Why does blood rush to head when standing up?
because the blood in your arteries and veins flip upside down and it goes to your nervous system which is the brain and nerves
When you are standing on your head the blood goes to your head so when you are standing up straight why doesn't the blood go to your feet?
Your heart pumps blood to all organs in your body. when you stand upright blood will be pumped to your feet with much less effort than standing on your head. When you are under normal gravitational force, even though gravity has an effect on blood flow, your blood circulation is totally controlled by your heart. So when you stand on your head blood will also be pumped to your feet.
If you get Light headedness black dots in eye after standing up quickly is there something wrong with you?

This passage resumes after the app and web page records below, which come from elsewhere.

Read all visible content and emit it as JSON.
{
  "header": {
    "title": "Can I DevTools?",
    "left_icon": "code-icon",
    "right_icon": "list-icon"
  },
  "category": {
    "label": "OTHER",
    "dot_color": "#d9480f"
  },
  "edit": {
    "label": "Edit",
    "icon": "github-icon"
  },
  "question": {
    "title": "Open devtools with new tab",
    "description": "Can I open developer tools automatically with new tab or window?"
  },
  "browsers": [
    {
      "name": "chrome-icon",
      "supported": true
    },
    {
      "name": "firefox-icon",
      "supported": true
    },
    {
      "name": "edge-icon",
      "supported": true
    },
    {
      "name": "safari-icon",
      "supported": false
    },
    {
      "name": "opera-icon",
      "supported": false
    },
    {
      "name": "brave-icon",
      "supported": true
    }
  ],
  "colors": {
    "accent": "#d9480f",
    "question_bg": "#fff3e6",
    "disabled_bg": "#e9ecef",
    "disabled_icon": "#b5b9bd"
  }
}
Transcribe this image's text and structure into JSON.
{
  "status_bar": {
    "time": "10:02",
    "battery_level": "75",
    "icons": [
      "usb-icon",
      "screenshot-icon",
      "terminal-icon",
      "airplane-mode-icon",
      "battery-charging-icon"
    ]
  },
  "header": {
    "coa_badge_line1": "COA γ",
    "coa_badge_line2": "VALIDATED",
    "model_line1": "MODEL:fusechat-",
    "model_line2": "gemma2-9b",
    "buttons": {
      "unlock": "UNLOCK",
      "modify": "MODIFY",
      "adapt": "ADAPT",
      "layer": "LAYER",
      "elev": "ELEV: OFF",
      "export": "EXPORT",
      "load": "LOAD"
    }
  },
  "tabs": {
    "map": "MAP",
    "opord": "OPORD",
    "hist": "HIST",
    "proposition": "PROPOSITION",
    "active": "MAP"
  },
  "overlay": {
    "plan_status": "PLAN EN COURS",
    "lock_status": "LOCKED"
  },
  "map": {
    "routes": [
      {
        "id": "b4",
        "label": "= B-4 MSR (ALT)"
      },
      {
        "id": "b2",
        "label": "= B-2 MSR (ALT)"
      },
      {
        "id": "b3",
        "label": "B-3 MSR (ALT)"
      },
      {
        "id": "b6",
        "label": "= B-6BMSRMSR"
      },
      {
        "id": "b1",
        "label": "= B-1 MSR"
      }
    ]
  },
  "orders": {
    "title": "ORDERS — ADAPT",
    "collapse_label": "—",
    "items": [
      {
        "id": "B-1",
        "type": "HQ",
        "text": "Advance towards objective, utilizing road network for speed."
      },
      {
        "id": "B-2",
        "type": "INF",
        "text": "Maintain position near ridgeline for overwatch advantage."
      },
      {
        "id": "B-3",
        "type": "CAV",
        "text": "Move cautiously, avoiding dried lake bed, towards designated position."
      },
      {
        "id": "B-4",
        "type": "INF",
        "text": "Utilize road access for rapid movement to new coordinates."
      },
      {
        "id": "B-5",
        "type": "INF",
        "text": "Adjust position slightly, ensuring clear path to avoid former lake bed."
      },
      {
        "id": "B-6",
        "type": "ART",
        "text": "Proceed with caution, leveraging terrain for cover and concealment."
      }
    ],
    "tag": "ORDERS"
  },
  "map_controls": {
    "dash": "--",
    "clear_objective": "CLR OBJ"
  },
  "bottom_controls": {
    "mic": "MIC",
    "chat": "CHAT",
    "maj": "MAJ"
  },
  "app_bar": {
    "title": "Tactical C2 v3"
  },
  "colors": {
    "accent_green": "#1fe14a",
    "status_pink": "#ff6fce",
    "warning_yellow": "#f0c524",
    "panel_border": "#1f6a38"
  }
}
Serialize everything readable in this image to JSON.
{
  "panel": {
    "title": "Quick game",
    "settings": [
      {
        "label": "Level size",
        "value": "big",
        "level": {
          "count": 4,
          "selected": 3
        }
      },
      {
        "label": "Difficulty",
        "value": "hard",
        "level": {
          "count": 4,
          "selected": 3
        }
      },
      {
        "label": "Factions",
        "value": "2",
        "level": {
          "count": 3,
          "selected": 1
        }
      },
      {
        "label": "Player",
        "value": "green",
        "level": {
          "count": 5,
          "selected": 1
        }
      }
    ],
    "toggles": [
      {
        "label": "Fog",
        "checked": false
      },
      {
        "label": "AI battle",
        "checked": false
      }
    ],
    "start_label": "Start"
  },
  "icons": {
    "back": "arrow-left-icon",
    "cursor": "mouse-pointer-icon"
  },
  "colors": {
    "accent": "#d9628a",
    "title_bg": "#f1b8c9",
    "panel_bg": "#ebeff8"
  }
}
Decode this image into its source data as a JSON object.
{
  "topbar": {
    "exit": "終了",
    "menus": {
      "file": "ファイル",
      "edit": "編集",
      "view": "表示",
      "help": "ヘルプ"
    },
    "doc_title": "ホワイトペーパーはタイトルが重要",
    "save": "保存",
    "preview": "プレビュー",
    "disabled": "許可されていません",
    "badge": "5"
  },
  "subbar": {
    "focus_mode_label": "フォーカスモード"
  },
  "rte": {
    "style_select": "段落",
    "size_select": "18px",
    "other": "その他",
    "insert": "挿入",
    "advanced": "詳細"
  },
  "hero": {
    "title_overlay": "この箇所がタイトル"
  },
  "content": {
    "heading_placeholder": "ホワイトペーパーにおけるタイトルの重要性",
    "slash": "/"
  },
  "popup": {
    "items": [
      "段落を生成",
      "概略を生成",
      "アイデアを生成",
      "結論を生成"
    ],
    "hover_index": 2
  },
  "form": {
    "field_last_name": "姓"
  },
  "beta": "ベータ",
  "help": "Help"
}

What can you do to prevent getting a strong dizzy rush of blood to your head when you stand up and why would it start happening in the first place?
If you're getting dizzy when you stand up it's probably not a rush of blood to your head, but rather the opposite - a sudden drop of blood pressure. If you're a teen and growing rapidly then that's a common cause. If you're not a teen it might be worth talking to a doctor. Keeping fit can help with the problem.
Dizziness when standing occurs due to low blood pressure. The body is at rest and upon standing the heart needs to pump faster to supply more pressure. The dizziness is the moment leading up to when the proper blood pressure is reached. This is not normally something to be concerned about. However if it continues to happen, you should get your blood pressure checked at your doctor.
Your brain needs a constant amount of blood pumped up to it in order for it to function properly. (If you have a poor blood circulation, you should consult your local doctor). The blood pumped by the heart is sent to different parts of the body through blood vessels called Arteries. One of it's destinations is to your brain (carries oxygen, glucose etc to the cells). In order for the blood to be pumped up…
It's approximately equal to the pressure of a column of water equal to your height. It must be high enough to overcome friction of the capillary systems (plus a bit more for the other vesicles) AND it must be high enough to lift blood up to your head (when standing). It comes out to about 1/6 th of an atmosphere.
If your teeth cleaning routine varies between morning and night, you may be doing something at night that irritates your teeth before you go to bed. When you lay down, physics dictates that more blood will be flowing in the upper half of your body (especially your head) than is there when you are standing up. If you have inflammation in your mouth, the pain could be aggravated by the increased blood flow in your…